And, so, though I see a consistency in David being in trouble that makes me want to skip to the next Psalm, I also see consistency in David’s response to trouble that causes me to pause.

He does not throw a pity party. He does not turn to his military strength. He does not turn to his wealth. He does not turn to his own strategies.

He turns to God.

In just this one psalm, Psalm 7, David calls to God again and again and again,

“O Lord my God, O Lord my God, O Lord, my God, O Lord, O Most High, O righteous God.”

And again and again, David lays his heart before God. He boldly makes requests, according to his need and according to God’s character,

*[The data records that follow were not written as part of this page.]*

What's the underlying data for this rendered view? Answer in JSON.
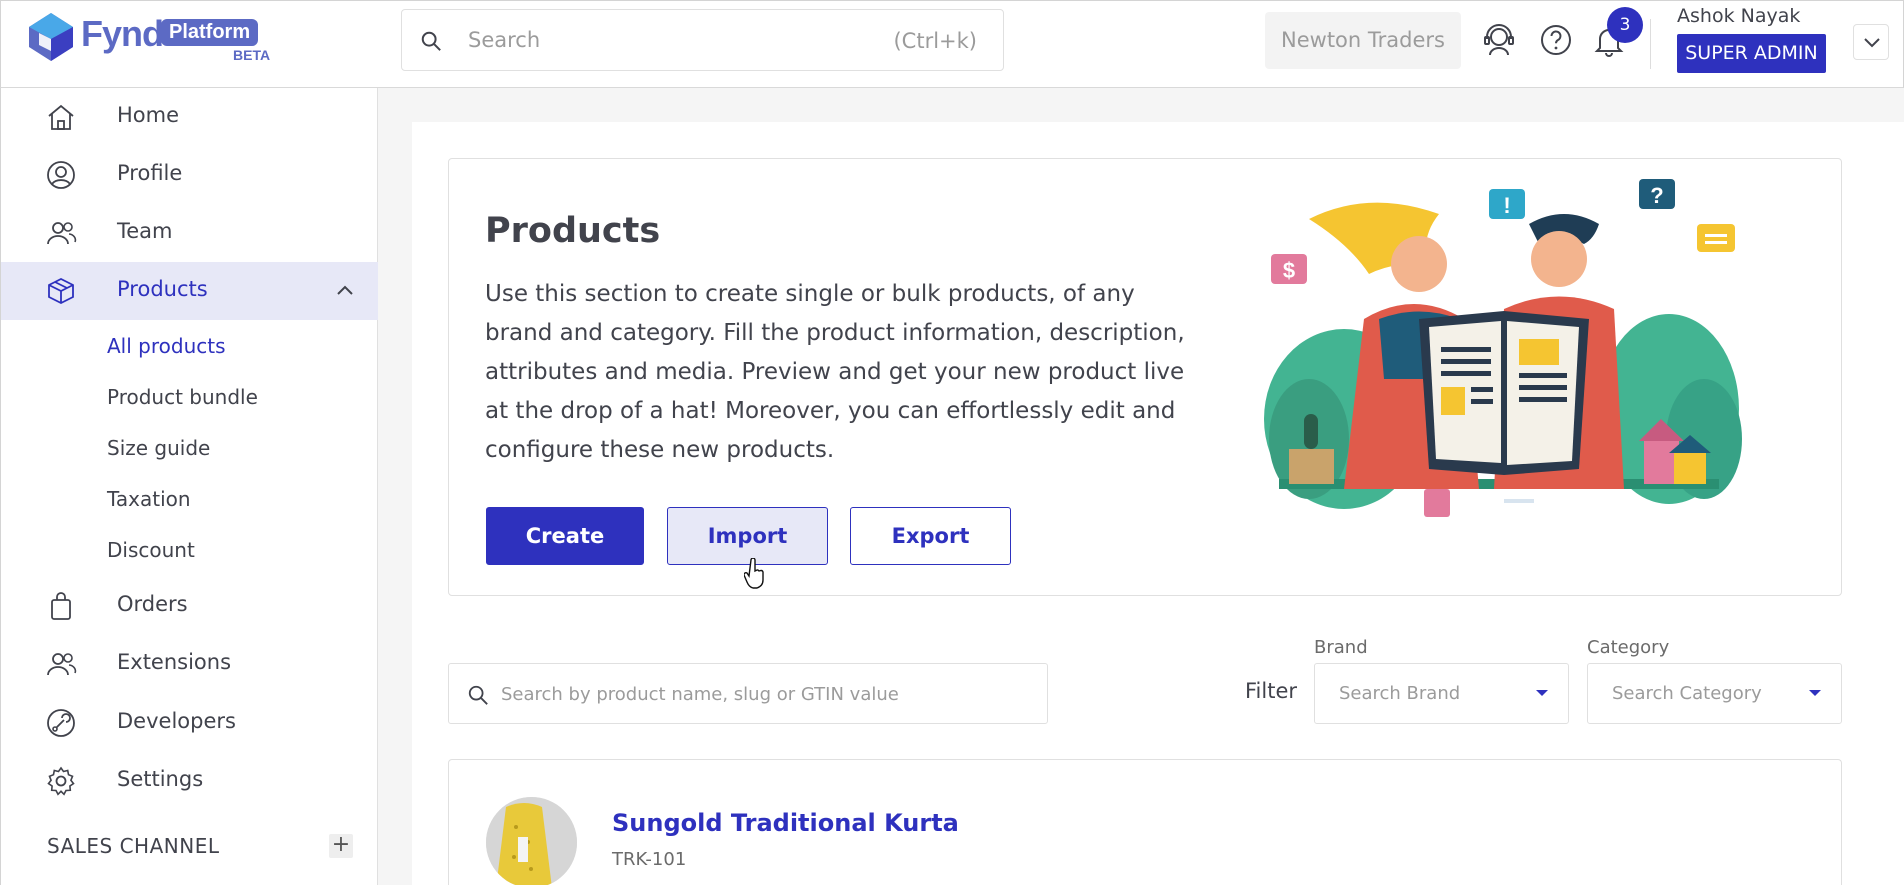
{
  "header": {
    "logo_text": "Fynd",
    "logo_badge": "Platform",
    "logo_beta": "BETA",
    "search_placeholder": "Search",
    "search_shortcut": "(Ctrl+k)",
    "company": "Newton Traders",
    "notification_count": "3",
    "user_name": "Ashok Nayak",
    "user_role": "SUPER ADMIN"
  },
  "sidebar": {
    "items": [
      {
        "label": "Home",
        "icon": "home-icon"
      },
      {
        "label": "Profile",
        "icon": "user-circle-icon"
      },
      {
        "label": "Team",
        "icon": "team-icon"
      },
      {
        "label": "Products",
        "icon": "box-icon"
      },
      {
        "label": "Orders",
        "icon": "shopping-bag-icon"
      },
      {
        "label": "Extensions",
        "icon": "extensions-icon"
      },
      {
        "label": "Developers",
        "icon": "developer-icon"
      },
      {
        "label": "Settings",
        "icon": "gear-icon"
      }
    ],
    "sub_items": [
      "All products",
      "Product bundle",
      "Size guide",
      "Taxation",
      "Discount"
    ],
    "sales_channel": "SALES CHANNEL"
  },
  "hero": {
    "title": "Products",
    "description": "Use this section to create single or bulk products, of any brand and category. Fill the product information, description, attributes and media. Preview and get your new product live at the drop of a hat! Moreover, you can effortlessly edit and configure these new products.",
    "create_label": "Create",
    "import_label": "Import",
    "export_label": "Export"
  },
  "filters": {
    "search_placeholder": "Search by product name, slug or GTIN value",
    "filter_label": "Filter",
    "brand_label": "Brand",
    "brand_placeholder": "Search Brand",
    "category_label": "Category",
    "category_placeholder": "Search Category"
  },
  "products": [
    {
      "name": "Sungold Traditional Kurta",
      "sku": "TRK-101"
    }
  ],
  "colors": {
    "primary": "#2e31be",
    "active_bg": "#e7e8f7",
    "brand": "#5c6ac4"
  }
}
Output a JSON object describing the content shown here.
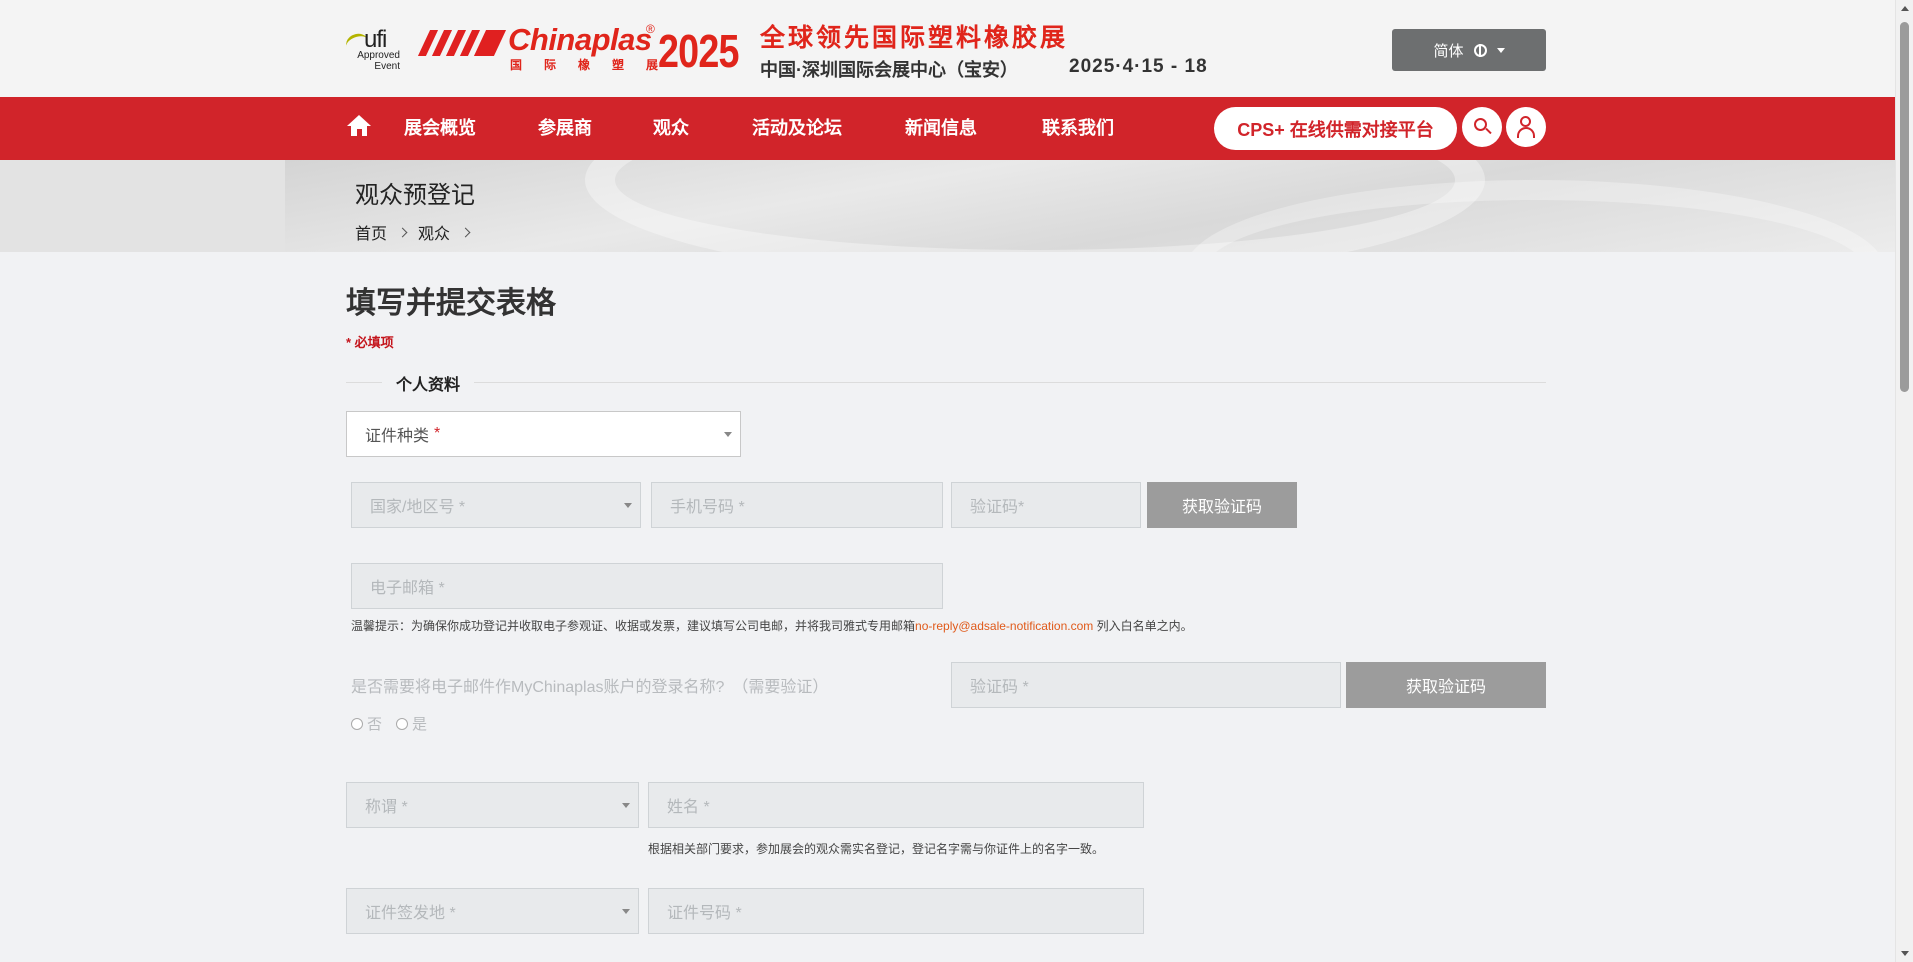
{
  "header": {
    "ufi": {
      "mark": "ufi",
      "sub": "Approved Event"
    },
    "logo": {
      "brand": "Chinaplas",
      "reg": "®",
      "year": "2025",
      "cn_small": "国际橡塑展"
    },
    "tagline": "全球领先国际塑料橡胶展",
    "venue": "中国·深圳国际会展中心（宝安）",
    "dates": "2025·4·15 - 18",
    "language": "简体"
  },
  "nav": {
    "items": [
      "展会概览",
      "参展商",
      "观众",
      "活动及论坛",
      "新闻信息",
      "联系我们"
    ],
    "cps_label": "CPS+ 在线供需对接平台"
  },
  "banner": {
    "title": "观众预登记",
    "breadcrumb": [
      "首页",
      "观众"
    ]
  },
  "form": {
    "title": "填写并提交表格",
    "required_note": "* 必填项",
    "section_label": "个人资料",
    "id_type": "证件种类",
    "country_code": "国家/地区号 *",
    "mobile": "手机号码 *",
    "sms_code": "验证码*",
    "get_code_label": "获取验证码",
    "email": "电子邮箱 *",
    "email_hint_prefix": "温馨提示：为确保你成功登记并收取电子参观证、收据或发票，建议填写公司电邮，并将我司雅式专用邮箱",
    "email_hint_link": "no-reply@adsale-notification.com",
    "email_hint_suffix": " 列入白名单之内。",
    "login_question": "是否需要将电子邮件作MyChinaplas账户的登录名称?　（需要验证）",
    "radio_no": "否",
    "radio_yes": "是",
    "email_code": "验证码 *",
    "get_code_label_2": "获取验证码",
    "salutation": "称谓 *",
    "name": "姓名 *",
    "name_hint": "根据相关部门要求，参加展会的观众需实名登记，登记名字需与你证件上的名字一致。",
    "id_issue_place": "证件签发地 *",
    "id_number": "证件号码 *"
  },
  "colors": {
    "brand_red": "#d1242a",
    "logo_red": "#e0251b",
    "link_orange": "#e05a1a"
  }
}
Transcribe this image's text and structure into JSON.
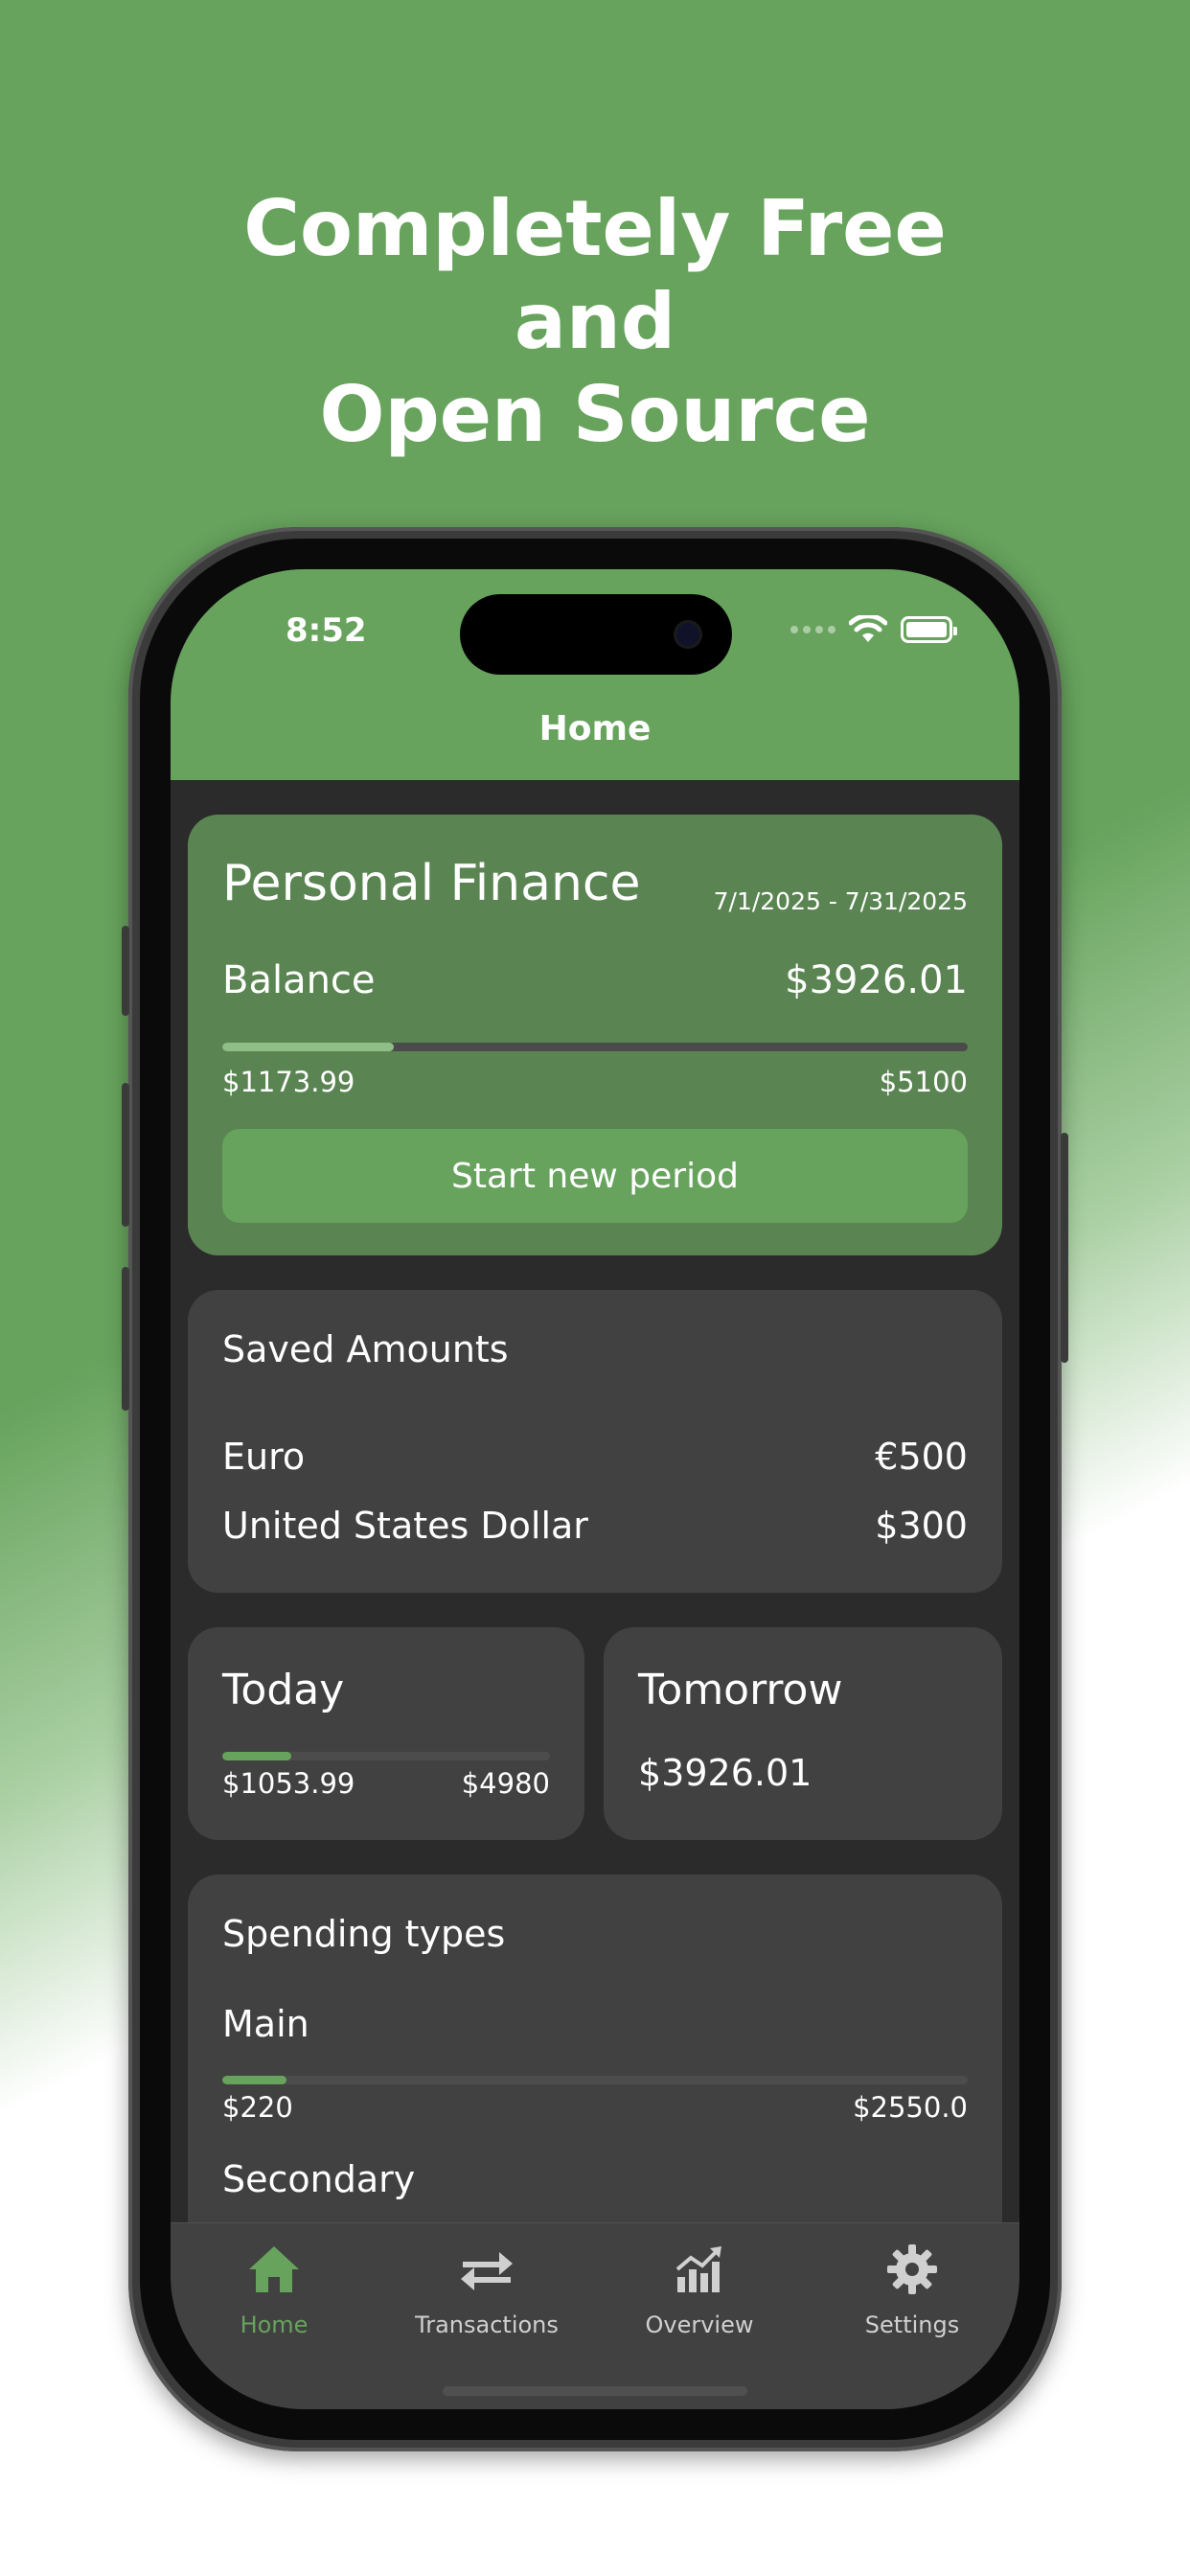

“Save and deliver me, decree justice, judge the peoples, bring to an end the violence of the wicked, and make the righteous secure.”

And again and again, even before those requests are answered, David affirms

I take refuge in you, my shield is God Most High, I will give thanks to the Lord, and I will sing praise to the name of the Lord Most High.”

These psalms make me wonder about my response to trouble.

Sure, I pray about it. But is that the first thing I do? And is it the thing I do most relentlessly?

Probably not.

I whine. I ask for help. I cry “poor me.” I avoid. I strategize. I change course. And maybe just throw in a prayer or two for good measure.

And even when I do pray, am I as secure in God’s character as David is?

Do I, before my prayer is answered, give thanks to the Lord? Do I affirm that He is good, even if things are not done in my way or in my timing?

Probably not.

So maybe there is a reason for all these psalms that turn to God in times of trouble. Maybe it gives me practice. Maybe I can only pray this way, truly pray this way, when big trouble strikes, if it is a habit. If it is something I have read, over and over again. If it is something I have prayed for others, over and over again. If it is something I have done for the small hardships of my life, over and over again.

Maybe then, when I have made it a practice to repeatedly turn to God, repeatedly pour out my requests, and repeatedly affirm His character before those requests are answered, maybe then, when the big troubles come to my life, I will be able to affirm, with David,

“O Lord my God, I take refuge in you.”- Psalm 7:1

How do you respond when trouble comes? Are you able to pray like David?